This class will provide an introduction to the theory and practice of data analysis from a literary and cultural studies perspective. It will introduce central concepts in the field and some of its methods. We will focus throughout not only on how digital technologies and methods are changing research in literary and cultural studies, but also on what the value of such changes is (or isn’t). Major topics for discussion will include but are not limited to: the place of humanistic data analysis within what is more widely known as the digital humanities; what constitutes “data” in the humanities and how to go about collecting and analyzing it; the logic and practice of quantification; methods of data analysis themselves; and how to begin to design a computational research project. We will explore many different examples of computational research in the humanities over the course of the semester, but the main questions we will ask of every piece or project are, “How did they do that?” and, more importantly, “Why did they do that?”
This class is, first and foremost, a class in “contemporary criticism and theory.” This means the focus of the class is on the concepts underlying data analysis in the humanities. It is designed to introduce you to the methods researchers employ when using computers to analyze humanities data (for our purposes, this mainly means text, but not always), and to teach you some of the ways of thinking that support these methods. While this is a class in humanities data analysis, it is not designed to teach you programming (or the math that underlies it, for that matter). Learning the concepts involved in computational research in the humanities is related to but necessarily different from learning how to implement those concepts in code (which is also different from understanding the math behind the code), and this course privileges the former.

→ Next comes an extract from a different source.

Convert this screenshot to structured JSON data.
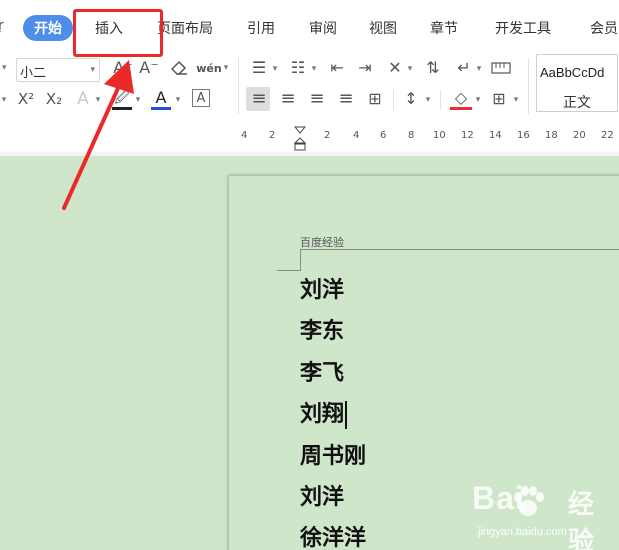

However, some basic familiarity with coding will be necessary in order to understand exactly what is involved when researchers use computers to analyze humanities data. To that end, during the first half of the course, over a period of three weeks, we will complete tutorials designed to introduce the basics of programming in R. Again, the goal will not be to teach you “how to code.” Rather, the goal will be to help you achieve a basic level of literacy in coding so that you can read scripts others have written and understand what they’ve done, or at least understand how you can go about figuring out what they’ve done. The emphasis of this class is on achieving an introductory level of literacy in computational criticism, not on teaching you to do computational criticism itself (but that’s the next step!).
The course is open to students across the humanities, although it will focus on literary and cultural studies. No experience in the digital humanities or with digital tools or methods is required. Students with experience in the digital humanities, including previous graduate-level course work or an existing project underway, are also welcome in the course.